Education and Background
M.S. Entomology and Agroecology. UW-Madison, Madison WI. Dec 2009. Thesis title: “Insect Responses to Conventional and Organic Cropping Systems and the Use of Plant Volatiles in Pest Management”
B.A. Biology. Kalamazoo College, Kalamazoo MI. June 2005. Thesis title: “Determination of the Success and Mechanisms of Mating Disruption for Two Tortricid Moth Species, Grapholita molesta and Cydia pomonella, in Pheromone-treated Orchards and in a Sustained Flight Wind Tunnel”
I am interested in the roles that insects play in agroecosystems and managing insects to enhance the sustainability of farming. Specifically, I am interested in how factors at the farm scale and landscape scale interact to impact beneficial insects, and how this in turn affects ecosystem services. Most recently, I have researched pollinators and pollination services within agroecosystems, examining affects of landscape composition and pesticide use on wild bees.
Gardening, cross-country skiing, African and Brazilian dance and music, cooking (and eating!), Frisbee
- R.E. Mallinger, D.B. Hogg and C. Gratton. 2011. Methyl salicylate attracts natural enemies and reduces populations of soybean aphids (Hemiptera: Aphididae) in soybean agroecosystems. Journal of Economic Entomology, 104(1): 115-124
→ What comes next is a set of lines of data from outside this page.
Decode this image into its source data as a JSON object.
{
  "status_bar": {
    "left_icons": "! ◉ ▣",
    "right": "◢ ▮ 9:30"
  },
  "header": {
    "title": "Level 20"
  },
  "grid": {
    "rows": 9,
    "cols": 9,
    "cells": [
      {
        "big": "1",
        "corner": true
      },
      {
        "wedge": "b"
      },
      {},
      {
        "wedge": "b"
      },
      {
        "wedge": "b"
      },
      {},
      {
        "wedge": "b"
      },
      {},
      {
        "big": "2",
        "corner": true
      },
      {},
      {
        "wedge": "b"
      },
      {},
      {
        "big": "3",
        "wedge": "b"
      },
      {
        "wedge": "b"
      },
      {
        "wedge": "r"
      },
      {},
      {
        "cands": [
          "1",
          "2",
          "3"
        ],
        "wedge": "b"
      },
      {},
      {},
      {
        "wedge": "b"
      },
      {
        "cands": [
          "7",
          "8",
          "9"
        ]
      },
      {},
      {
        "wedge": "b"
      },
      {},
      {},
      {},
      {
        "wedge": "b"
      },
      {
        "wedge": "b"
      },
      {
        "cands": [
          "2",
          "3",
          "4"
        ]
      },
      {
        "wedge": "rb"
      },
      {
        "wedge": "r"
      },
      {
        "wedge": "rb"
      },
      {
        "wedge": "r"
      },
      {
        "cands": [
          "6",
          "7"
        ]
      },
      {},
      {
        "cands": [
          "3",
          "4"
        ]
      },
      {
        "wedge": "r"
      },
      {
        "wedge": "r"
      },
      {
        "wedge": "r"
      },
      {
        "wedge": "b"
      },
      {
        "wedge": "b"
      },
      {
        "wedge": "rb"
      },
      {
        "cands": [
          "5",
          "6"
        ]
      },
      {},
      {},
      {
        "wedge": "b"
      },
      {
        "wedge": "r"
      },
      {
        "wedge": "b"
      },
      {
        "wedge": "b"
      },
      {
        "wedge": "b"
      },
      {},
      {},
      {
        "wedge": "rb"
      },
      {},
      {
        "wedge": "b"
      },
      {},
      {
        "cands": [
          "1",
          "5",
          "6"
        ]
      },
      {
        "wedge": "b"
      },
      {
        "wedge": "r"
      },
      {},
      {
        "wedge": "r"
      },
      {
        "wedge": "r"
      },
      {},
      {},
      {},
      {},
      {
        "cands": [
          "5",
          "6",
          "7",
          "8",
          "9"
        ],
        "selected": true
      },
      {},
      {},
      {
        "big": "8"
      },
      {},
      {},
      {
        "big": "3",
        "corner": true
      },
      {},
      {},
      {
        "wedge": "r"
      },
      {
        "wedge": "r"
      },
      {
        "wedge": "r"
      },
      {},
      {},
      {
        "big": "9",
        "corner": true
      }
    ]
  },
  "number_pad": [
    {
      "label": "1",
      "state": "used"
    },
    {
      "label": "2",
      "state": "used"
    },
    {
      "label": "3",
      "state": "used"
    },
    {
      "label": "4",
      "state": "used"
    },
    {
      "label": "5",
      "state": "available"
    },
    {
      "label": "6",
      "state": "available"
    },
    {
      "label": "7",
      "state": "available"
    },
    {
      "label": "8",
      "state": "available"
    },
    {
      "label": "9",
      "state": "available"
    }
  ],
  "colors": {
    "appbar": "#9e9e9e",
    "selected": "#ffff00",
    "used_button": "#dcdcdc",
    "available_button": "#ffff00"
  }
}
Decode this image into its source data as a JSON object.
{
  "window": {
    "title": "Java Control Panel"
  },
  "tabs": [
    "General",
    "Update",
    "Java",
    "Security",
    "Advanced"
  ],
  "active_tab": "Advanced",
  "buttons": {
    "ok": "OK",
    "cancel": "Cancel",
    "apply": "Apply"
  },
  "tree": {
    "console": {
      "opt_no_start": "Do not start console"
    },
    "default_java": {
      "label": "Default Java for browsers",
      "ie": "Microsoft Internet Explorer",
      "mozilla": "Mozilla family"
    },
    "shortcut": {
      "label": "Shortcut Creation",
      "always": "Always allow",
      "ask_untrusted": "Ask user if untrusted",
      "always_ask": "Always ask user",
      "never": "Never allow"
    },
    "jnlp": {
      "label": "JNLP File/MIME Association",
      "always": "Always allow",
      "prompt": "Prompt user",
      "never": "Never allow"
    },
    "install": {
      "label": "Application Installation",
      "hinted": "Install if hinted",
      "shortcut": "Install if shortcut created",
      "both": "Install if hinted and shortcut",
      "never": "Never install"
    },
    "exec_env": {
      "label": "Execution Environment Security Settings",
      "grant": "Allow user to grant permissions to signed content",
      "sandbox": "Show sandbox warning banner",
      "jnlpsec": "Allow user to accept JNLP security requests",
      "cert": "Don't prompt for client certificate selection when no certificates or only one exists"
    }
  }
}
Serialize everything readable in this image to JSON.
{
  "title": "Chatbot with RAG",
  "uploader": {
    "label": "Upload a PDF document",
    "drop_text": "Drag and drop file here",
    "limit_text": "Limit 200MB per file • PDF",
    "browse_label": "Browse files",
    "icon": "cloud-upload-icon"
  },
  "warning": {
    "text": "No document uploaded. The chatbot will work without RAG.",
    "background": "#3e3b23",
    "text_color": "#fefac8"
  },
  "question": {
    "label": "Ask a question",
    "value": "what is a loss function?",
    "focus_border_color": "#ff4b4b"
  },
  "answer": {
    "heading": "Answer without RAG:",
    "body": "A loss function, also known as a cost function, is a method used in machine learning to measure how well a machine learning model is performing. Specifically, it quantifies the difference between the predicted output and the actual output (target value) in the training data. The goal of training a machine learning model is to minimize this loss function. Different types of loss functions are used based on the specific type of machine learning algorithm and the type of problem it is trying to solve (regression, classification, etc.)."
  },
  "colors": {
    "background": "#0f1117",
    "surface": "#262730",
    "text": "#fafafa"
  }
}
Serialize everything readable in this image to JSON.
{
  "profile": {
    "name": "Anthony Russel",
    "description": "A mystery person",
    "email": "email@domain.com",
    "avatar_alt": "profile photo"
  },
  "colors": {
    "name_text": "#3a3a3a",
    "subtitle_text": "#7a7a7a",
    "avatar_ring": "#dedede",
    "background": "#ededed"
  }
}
- L.L. Stelinski, L.J. Gut, R.E. Mallinger, D. Epstein, T.P. Reed and J.R. Miller. 2005. Small plot trials documenting effective mating disruption of Oriental Fruit Moth by using high densities of wax-drop pheromone dispensers. Journal of Economic Entomology, 98 (4).